Database Press Releases
Date 14-11-2008
Author SHERRY, Nick, (former Senator)
Citation Id YO3S6
Cover date Friday, 14 November 2008
Format Online Text
In Government no
Item Online Text: 1770384
Key item No
MP yes
Pages 2p.
Party ALP
Speech No
System Id media/pressrel/YO3S6

First step in cutting superannuation red tape for small business.

Minister for Superannuation and Corporate Law http://minscl.treasurer.gov.au


NO. 78


Senator the Nick Sherry, Minister for Superannuation and Corporate Law, today announced the release of a two-part discussion paper on the implementation of the Government’s superannuation clearing house measure and possible initiatives to reduce the number of lost super accounts.

In the 2008-09 Budget, the Government announced funding of $16 million over three years to deliver on its election commitment to establish an optional superannuation clearing house facility to cut the red tape burden on businesses across Australia.

“The Rudd Government is committed to cutting red tape and reducing the costs for small businesses across Australia. One of the costs small businesses face is in meeting the requests of their employees to have their super paid into many different funds.

“For many employers, the process of complying with the choice of superannuation fund rules not only imposes costs but can divert resources away from their core productive business activities.

“Today’s announcement is the next step in delivering on this important election commitment.

“The optional clearing house facility will help relieve this burden by allowing employers to pay their contributions to a single location and will be cost free for employers with fewer than 20 staff,” Minister Sherry said.

The clearing house will also manage employers’ obligations under Superannuation Choice, including the time-consuming task of checking details entered on the Choice form and disbursement of contributions to the nominated funds.

The key issues identified in the paper include the division of responsibilities between employers and the clearing house in relation to the Superannuation Guarantee and choice of fund obligations, whether the clearing house facility should be contracted to a single provider or multiple providers, and the regulatory framework for the clearing house.

The second part of the paper canvasses possible initiatives to improve the operation of the lost members’ framework.
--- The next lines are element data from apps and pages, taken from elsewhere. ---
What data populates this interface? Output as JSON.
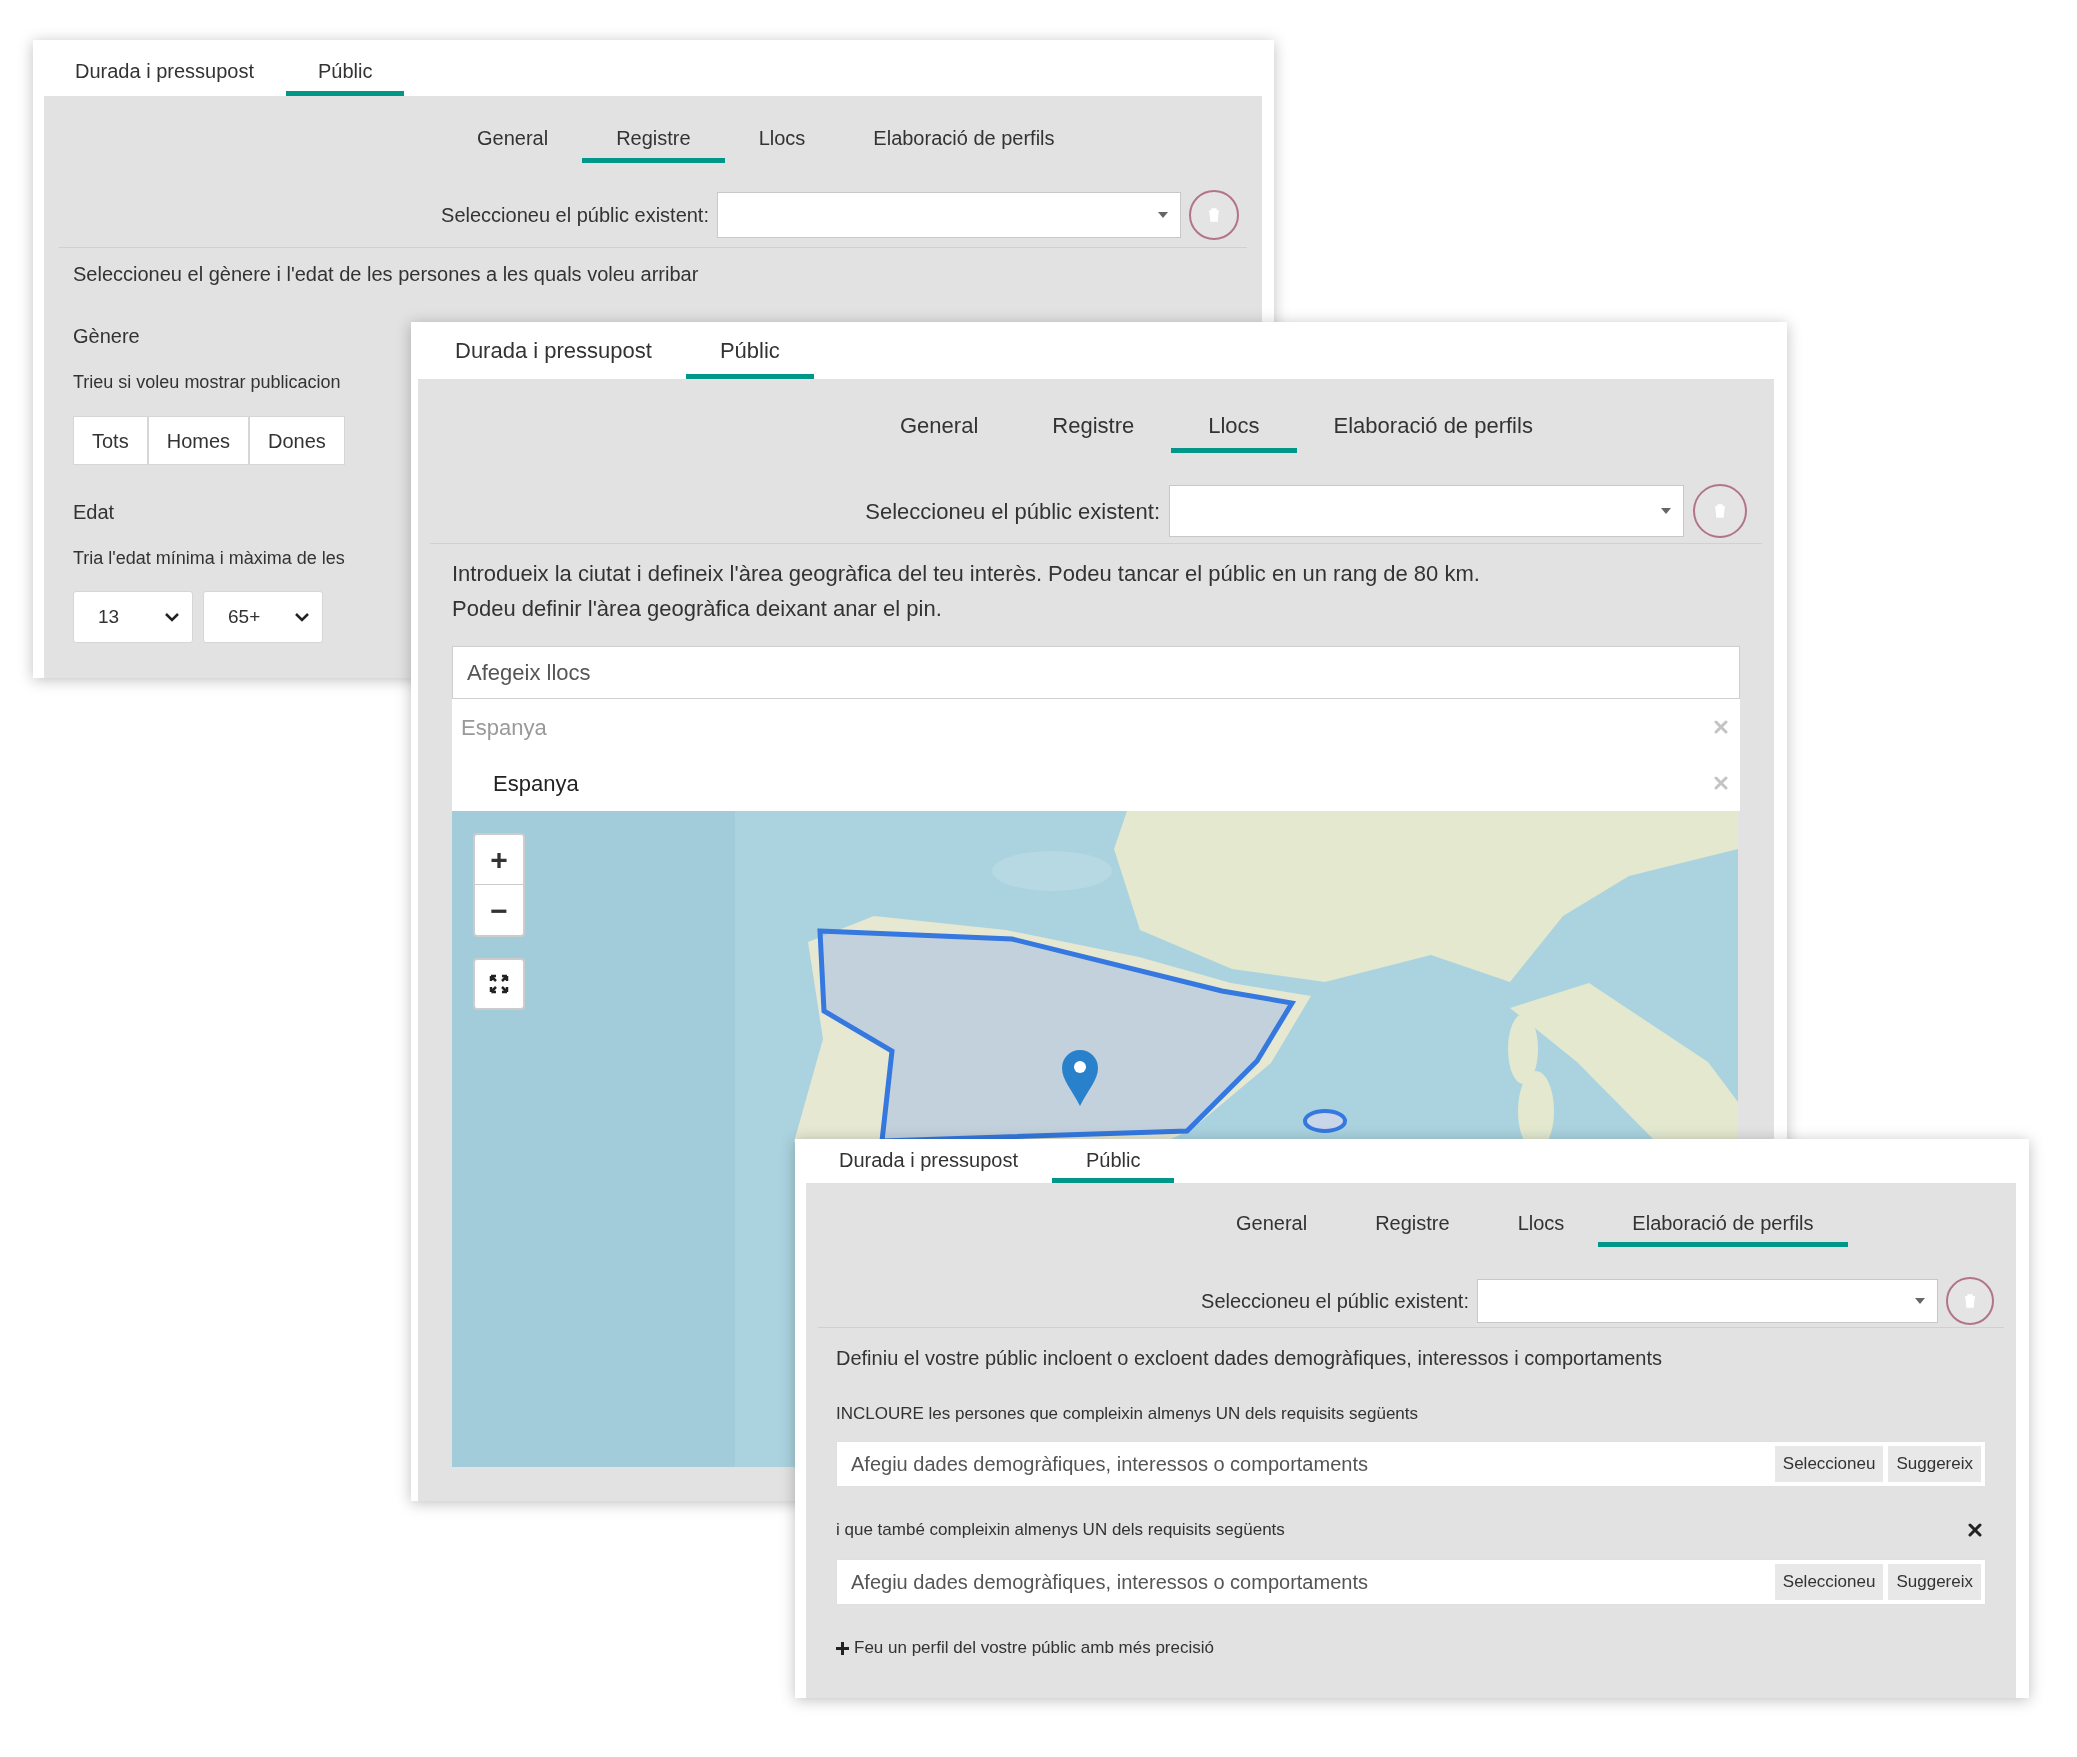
{
  "panels": [
    {
      "kind": "registre",
      "tabs": [
        {
          "label": "Durada i pressupost",
          "selected": false
        },
        {
          "label": "Públic",
          "selected": true
        }
      ],
      "subtabs": [
        {
          "label": "General",
          "selected": false
        },
        {
          "label": "Registre",
          "selected": true
        },
        {
          "label": "Llocs",
          "selected": false
        },
        {
          "label": "Elaboració de perfils",
          "selected": false
        }
      ],
      "audience_select": {
        "label": "Seleccioneu el públic existent:"
      },
      "description": "Seleccioneu el gènere i l'edat de les persones a les quals voleu arribar",
      "gender_label": "Gènere",
      "gender_hint": "Trieu si voleu mostrar publicacion",
      "gender_options": [
        "Tots",
        "Homes",
        "Dones"
      ],
      "age_label": "Edat",
      "age_hint": "Tria l'edat mínima i màxima de les",
      "age_selects": [
        "13",
        "65+"
      ]
    },
    {
      "kind": "llocs",
      "tabs": [
        {
          "label": "Durada i pressupost",
          "selected": false
        },
        {
          "label": "Públic",
          "selected": true
        }
      ],
      "subtabs": [
        {
          "label": "General",
          "selected": false
        },
        {
          "label": "Registre",
          "selected": false
        },
        {
          "label": "Llocs",
          "selected": true
        },
        {
          "label": "Elaboració de perfils",
          "selected": false
        }
      ],
      "audience_select": {
        "label": "Seleccioneu el públic existent:"
      },
      "description_lines": [
        "Introdueix la ciutat i defineix l'àrea geogràfica del teu interès. Podeu tancar el públic en un rang de 80 km.",
        "Podeu definir l'àrea geogràfica deixant anar el pin."
      ],
      "places_field": {
        "placeholder": "Afegeix llocs"
      },
      "places": [
        {
          "label": "Espanya",
          "kind": "group"
        },
        {
          "label": "Espanya",
          "kind": "item"
        }
      ],
      "map": {
        "kind": "picture",
        "zoom_in": "+",
        "zoom_out": "−"
      }
    },
    {
      "kind": "perfils",
      "tabs": [
        {
          "label": "Durada i pressupost",
          "selected": false
        },
        {
          "label": "Públic",
          "selected": true
        }
      ],
      "subtabs": [
        {
          "label": "General",
          "selected": false
        },
        {
          "label": "Registre",
          "selected": false
        },
        {
          "label": "Llocs",
          "selected": false
        },
        {
          "label": "Elaboració de perfils",
          "selected": true
        }
      ],
      "audience_select": {
        "label": "Seleccioneu el públic existent:"
      },
      "description": "Definiu el vostre públic incloent o excloent dades demogràfiques, interessos i comportaments",
      "groups": [
        {
          "label": "INCLOURE les persones que compleixin almenys UN dels requisits següents",
          "removable": false,
          "placeholder": "Afegiu dades demogràfiques, interessos o comportaments",
          "buttons": [
            "Seleccioneu",
            "Suggereix"
          ]
        },
        {
          "label": "i que també compleixin almenys UN dels requisits següents",
          "removable": true,
          "placeholder": "Afegiu dades demogràfiques, interessos o comportaments",
          "buttons": [
            "Seleccioneu",
            "Suggereix"
          ]
        }
      ],
      "add_link": "Feu un perfil del vostre públic amb més precisió"
    }
  ]
}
Labor has already committed to examining the use of a rolling together mechanism for lost accounts.

“The current lost members’ framework has been ineffective in stemming the growth of lost superannuation, with both the number and value of lost accounts rising sharply between 2001 and 2008 to an incredible 6.4 million lost accounts worth $12.9 billion.”


“The growth in lost accounts has continued unabated for the last decade, with initiatives such as SuperSeeker, SuperMatch and direct “write out” campaigns unable to stem the growth,” Minister Sherry said.
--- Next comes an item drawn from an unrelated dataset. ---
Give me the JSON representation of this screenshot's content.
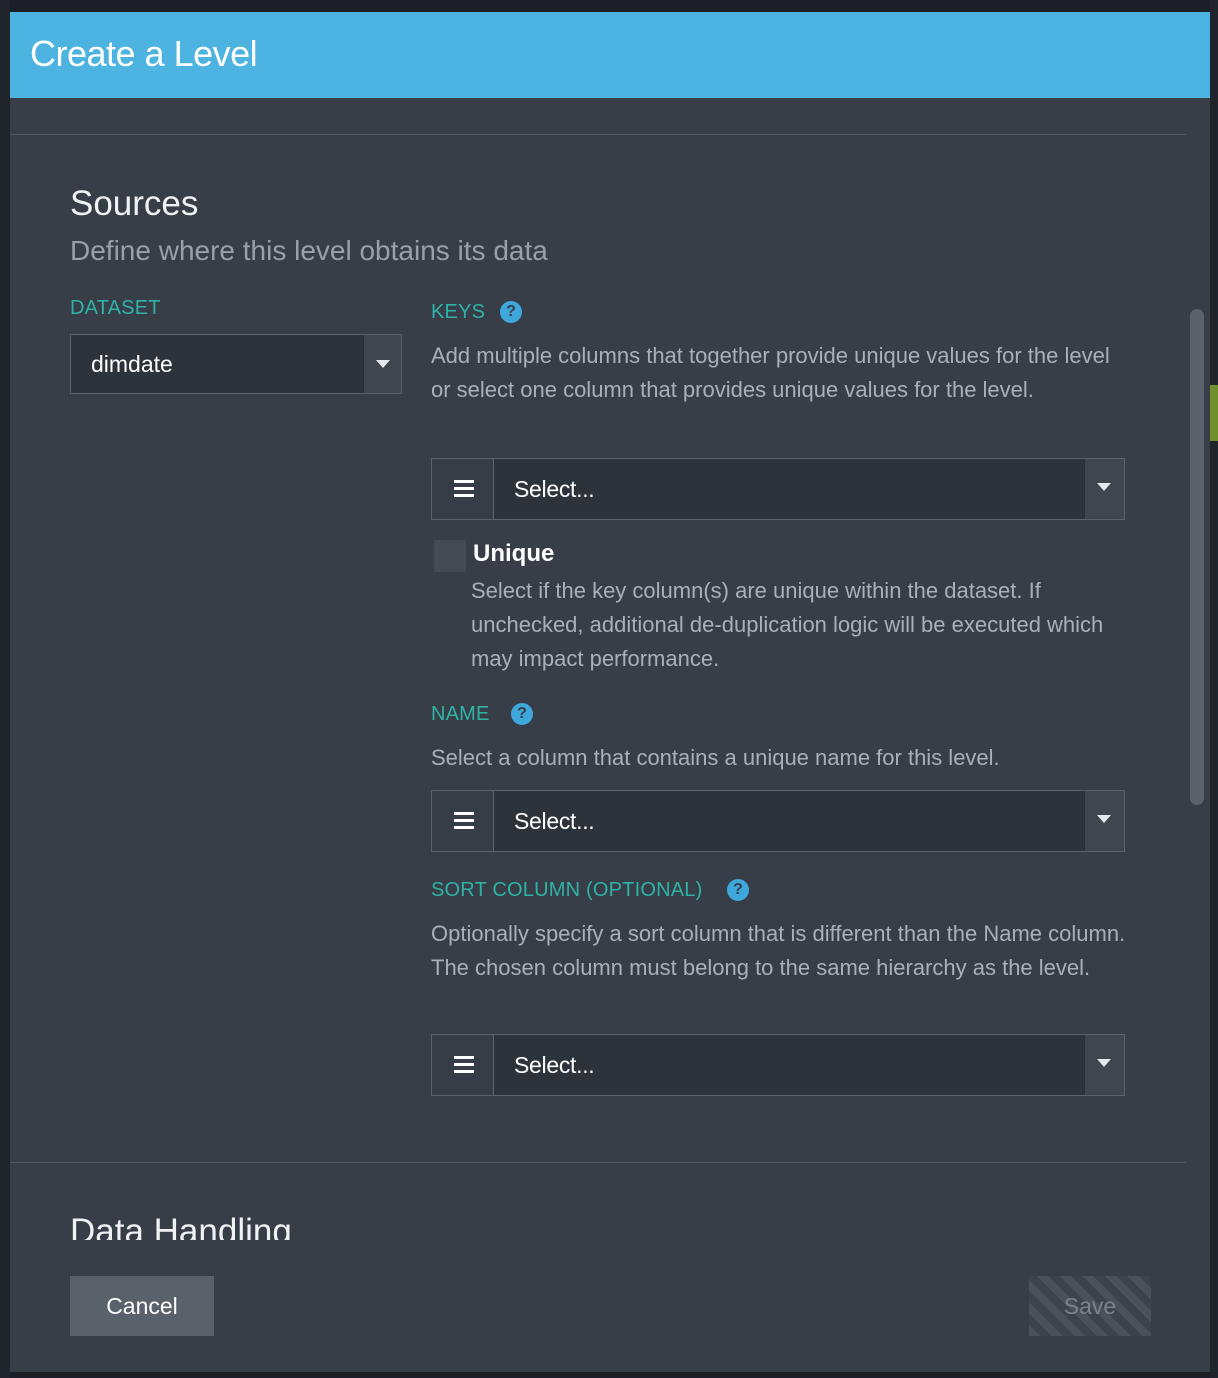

Key shortcomings of the current framework include the broad definition of a lost account, poor reporting and information sharing, unclear trustee obligations to lost members and a lack of member engagement with their superannuation.

The discussion paper is available on the Treasury website at www.treasury.gov.au. The Government is inviting feedback on the issues raised in the paper by 19 December 2008. Comments should be sent to chsuper@treasury.gov.au.


14 November 2008

Contact: Anna Fenech - 0417 454 811